Switch headers Switch to TIGweb.org

Are you an TIG Member?
Click here to switch to TIGweb.org

HomeHomeExpress YourselfPanoramaJust Skimming the Surface of Privatization!!!!! and its possible effects
a TakingITGlobal online publication

(Advanced Search)

Panorama Home
Issue Archive
Current Issue
Next Issue
Featured Writer
TIG Magazine
Short Story
My Content
Just Skimming the Surface of Privatization!!!!! and its possible effects Printable Version PRINTABLE VERSION
by Madeeha Saleem, Pakistan Nov 13, 2002
Environment , Human Rights   Opinions


Privatization involves delegating functions, responsibilities and activities that have traditionally been carried out by the public sector to private sector providers.

The last decade has seen a radical revolution all over the world in the roles of the government and the private sector. Many state enterprises in Europe, North America, Asia, Latin America and Africa have been privatized. One country that seriously adopted privatization has to be the U.K. From the Conservative Party Manifesto in 1979, which barely discussed privatization, to the year 2000 when the only companies left in public hands were the Post Office, British Nuclear Fuels, the London Underground and the BBC. Some of the firms and companies privatized were British Airways, British Gas, British Petroleum, Britoil, Jaguar, Rolls Royce etc. In 1994, the program was successful in that it generated fifty billion pounds in revenue for the government.

A lot of the goals that the UK government wished to achieve through privatization were reached. Costs went down ensuring productive efficiency and clearer signals to the market. Competition increased, leading to an improvement in product quality, more choice for the consumers, innovation and other technological advances ensuring efficiency. Share Ownership increased. The Public Sector borrowing requirement went down and the government revenue increased. Cost-Push Inflation was also curbed. Nicholas Ridley, the then Secretary of State for Trade and Industry stated, “In privatizing British Telecom, we stimulated competition by licensing Mercury as a competing network. By liberalizing, introducing competition in services ( paging, cellular, mobile and other services) and giving choice to the public over the telephone apparatus they buy, the result was a dramatic improvement in the variety and quality of services available to the public and of course a growing and flourishing telecommunication service sector able to compete in the international market.”

Privatization though fiercely opposed by many in the 1980’s is now generally considered to have been a success in the UK. Few would argue that companies such as ICL, British Steel and British Aerospace would have flourished, had they remained under state ownership.

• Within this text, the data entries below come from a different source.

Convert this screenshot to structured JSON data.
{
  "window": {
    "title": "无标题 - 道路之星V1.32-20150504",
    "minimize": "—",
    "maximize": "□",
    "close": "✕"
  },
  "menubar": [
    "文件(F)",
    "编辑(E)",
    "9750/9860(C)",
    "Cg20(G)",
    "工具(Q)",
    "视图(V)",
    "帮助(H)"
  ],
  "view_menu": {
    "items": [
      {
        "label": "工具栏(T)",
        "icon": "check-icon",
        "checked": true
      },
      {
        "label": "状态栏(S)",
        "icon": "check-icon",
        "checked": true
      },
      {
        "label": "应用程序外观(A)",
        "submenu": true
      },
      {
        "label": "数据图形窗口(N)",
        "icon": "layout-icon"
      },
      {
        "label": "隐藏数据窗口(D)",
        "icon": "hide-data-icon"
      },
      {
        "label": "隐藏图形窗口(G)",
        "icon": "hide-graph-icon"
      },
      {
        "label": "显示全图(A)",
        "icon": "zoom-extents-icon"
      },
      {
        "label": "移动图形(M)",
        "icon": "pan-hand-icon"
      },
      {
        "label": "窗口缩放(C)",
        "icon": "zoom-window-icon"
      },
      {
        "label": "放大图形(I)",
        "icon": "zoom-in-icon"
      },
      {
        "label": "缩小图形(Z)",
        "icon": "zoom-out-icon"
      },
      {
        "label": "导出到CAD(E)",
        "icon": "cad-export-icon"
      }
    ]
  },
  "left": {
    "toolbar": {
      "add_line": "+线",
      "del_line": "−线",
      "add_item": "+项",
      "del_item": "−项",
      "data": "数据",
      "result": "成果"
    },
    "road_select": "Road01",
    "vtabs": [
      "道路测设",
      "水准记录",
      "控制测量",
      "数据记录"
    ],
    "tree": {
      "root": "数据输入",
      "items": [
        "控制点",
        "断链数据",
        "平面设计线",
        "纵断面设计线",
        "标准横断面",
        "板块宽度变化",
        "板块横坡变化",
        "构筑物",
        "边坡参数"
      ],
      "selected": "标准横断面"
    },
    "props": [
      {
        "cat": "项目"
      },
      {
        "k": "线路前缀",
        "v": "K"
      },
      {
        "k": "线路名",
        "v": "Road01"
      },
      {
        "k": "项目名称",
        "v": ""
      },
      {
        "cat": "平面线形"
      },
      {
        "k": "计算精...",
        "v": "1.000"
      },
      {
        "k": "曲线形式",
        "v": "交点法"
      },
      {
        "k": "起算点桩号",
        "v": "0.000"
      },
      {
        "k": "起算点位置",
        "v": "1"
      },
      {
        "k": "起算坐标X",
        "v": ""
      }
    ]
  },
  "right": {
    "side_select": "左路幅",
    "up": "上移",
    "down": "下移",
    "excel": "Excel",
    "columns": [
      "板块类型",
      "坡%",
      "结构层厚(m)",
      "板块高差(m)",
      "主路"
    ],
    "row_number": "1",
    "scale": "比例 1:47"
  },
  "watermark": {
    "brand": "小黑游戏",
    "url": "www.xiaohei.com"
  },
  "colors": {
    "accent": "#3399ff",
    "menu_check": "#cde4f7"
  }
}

But there are always two sides to a coin. Privatization did result in losses for the UK government in certain areas. The long term loss of revenue, the government could have received had it not given up the industries. The rise in the prices of stocks usually indicates that the firm was sold over at a much lower price then it would have otherwise generated. Not all private industries act in the interests of the public i.e. there has been a dramatic increase in the number of households disconnected from the water, gas and electric supplies due to their inability to pay bills. The government also has to regulate the privatized industries i.e. British Telecom has to provide public telephones and has been obliged to allow its smaller rival Mercury to use its line. And ultimately the government’s influence was reduced.

Another fear of the negative aspect of privatization reflects in an article published in the Evening Standard 20.7.1999 labeled “Air Traffic Sell Off will make passport fiasco look like peanuts”. The article was against the privatization of airlines in the country saying that the industry would become impossible to manage. More delays, queues, disruptions, increase in the likelihood of accidents. It said the government held itself responsible for the safety of the 1.6 million flights a year, hovering over Britain and that the number would soon soar to 103 million flights in 2000. To sum it up the smooth running of the airline industry would become a thing of the past.

To Change Our Focus to other parts of the world, countries apart from the UK have initiated privatization programs for particular reasons. New Zealand turned to privatization to increase competition. Mexico resorted to privatization to reduce its government’s budget deficit and to generate revenue. Malaysia and South Africa have initiated privatization programs to reduce the huge income disparities that are prevalent there. In brief privatization as an instrument of macro economic policy is here to stay and a country wanting to have a successful venture into privatization should have an objective in mind. What to Privatize? How to Privatize? What portion of what to Privatize? And what will be the possible outcome of the privatization? Only then is Privatization for any country sensible, enterprising and justified.



You must be logged in to add tags.

Writer Profile
Madeeha Saleem

This user has not written anything in his panorama profile yet.

Haythem Kamel | Jul 21st, 2003
i like your analyzing to this issue

You must be a TakingITGlobal member to post a comment. Sign up for free or login.